**Data shown**

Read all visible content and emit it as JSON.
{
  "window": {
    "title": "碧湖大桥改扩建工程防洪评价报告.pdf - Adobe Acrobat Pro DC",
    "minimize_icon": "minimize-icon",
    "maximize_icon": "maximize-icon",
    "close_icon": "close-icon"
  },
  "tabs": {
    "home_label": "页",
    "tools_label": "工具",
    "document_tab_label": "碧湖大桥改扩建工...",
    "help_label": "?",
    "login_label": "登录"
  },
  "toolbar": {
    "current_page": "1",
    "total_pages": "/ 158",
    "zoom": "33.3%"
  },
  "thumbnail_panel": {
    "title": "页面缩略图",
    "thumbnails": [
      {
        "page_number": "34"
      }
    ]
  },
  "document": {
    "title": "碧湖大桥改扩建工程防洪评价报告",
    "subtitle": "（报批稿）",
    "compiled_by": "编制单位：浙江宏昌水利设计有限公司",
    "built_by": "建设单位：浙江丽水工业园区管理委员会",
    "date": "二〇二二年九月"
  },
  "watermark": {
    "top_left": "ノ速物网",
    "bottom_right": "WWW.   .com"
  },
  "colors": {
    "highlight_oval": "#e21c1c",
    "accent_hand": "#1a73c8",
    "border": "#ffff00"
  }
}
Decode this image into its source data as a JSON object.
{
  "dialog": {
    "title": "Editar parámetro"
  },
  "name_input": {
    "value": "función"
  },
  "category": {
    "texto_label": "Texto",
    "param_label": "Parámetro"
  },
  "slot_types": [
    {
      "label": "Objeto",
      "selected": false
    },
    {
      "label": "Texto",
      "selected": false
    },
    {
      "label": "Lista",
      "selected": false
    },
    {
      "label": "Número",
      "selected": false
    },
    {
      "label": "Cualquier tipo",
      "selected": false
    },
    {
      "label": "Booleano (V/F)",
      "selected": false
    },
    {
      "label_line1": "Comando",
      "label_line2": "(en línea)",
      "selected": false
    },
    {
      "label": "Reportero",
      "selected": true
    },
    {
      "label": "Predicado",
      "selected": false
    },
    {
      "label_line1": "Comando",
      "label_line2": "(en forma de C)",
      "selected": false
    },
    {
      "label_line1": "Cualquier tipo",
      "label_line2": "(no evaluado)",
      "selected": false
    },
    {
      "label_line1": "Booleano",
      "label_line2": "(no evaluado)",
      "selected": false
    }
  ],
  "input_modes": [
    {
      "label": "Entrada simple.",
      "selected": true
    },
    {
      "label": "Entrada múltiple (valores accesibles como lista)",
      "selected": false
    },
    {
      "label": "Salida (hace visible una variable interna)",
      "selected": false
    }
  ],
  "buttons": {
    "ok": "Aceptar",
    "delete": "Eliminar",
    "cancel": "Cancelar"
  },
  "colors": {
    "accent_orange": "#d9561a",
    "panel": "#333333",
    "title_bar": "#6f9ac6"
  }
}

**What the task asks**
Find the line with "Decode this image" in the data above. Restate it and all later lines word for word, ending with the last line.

**Solution to this problem**
Decode this image into its source data as a JSON object.
{
  "dialog": {
    "title": "Editar parámetro"
  },
  "name_input": {
    "value": "función"
  },
  "category": {
    "texto_label": "Texto",
    "param_label": "Parámetro"
  },
  "slot_types": [
    {
      "label": "Objeto",
      "selected": false
    },
    {
      "label": "Texto",
      "selected": false
    },
    {
      "label": "Lista",
      "selected": false
    },
    {
      "label": "Número",
      "selected": false
    },
    {
      "label": "Cualquier tipo",
      "selected": false
    },
    {
      "label": "Booleano (V/F)",
      "selected": false
    },
    {
      "label_line1": "Comando",
      "label_line2": "(en línea)",
      "selected": false
    },
    {
      "label": "Reportero",
      "selected": true
    },
    {
      "label": "Predicado",
      "selected": false
    },
    {
      "label_line1": "Comando",
      "label_line2": "(en forma de C)",
      "selected": false
    },
    {
      "label_line1": "Cualquier tipo",
      "label_line2": "(no evaluado)",
      "selected": false
    },
    {
      "label_line1": "Booleano",
      "label_line2": "(no evaluado)",
      "selected": false
    }
  ],
  "input_modes": [
    {
      "label": "Entrada simple.",
      "selected": true
    },
    {
      "label": "Entrada múltiple (valores accesibles como lista)",
      "selected": false
    },
    {
      "label": "Salida (hace visible una variable interna)",
      "selected": false
    }
  ],
  "buttons": {
    "ok": "Aceptar",
    "delete": "Eliminar",
    "cancel": "Cancelar"
  },
  "colors": {
    "accent_orange": "#d9561a",
    "panel": "#333333",
    "title_bar": "#6f9ac6"
  }
}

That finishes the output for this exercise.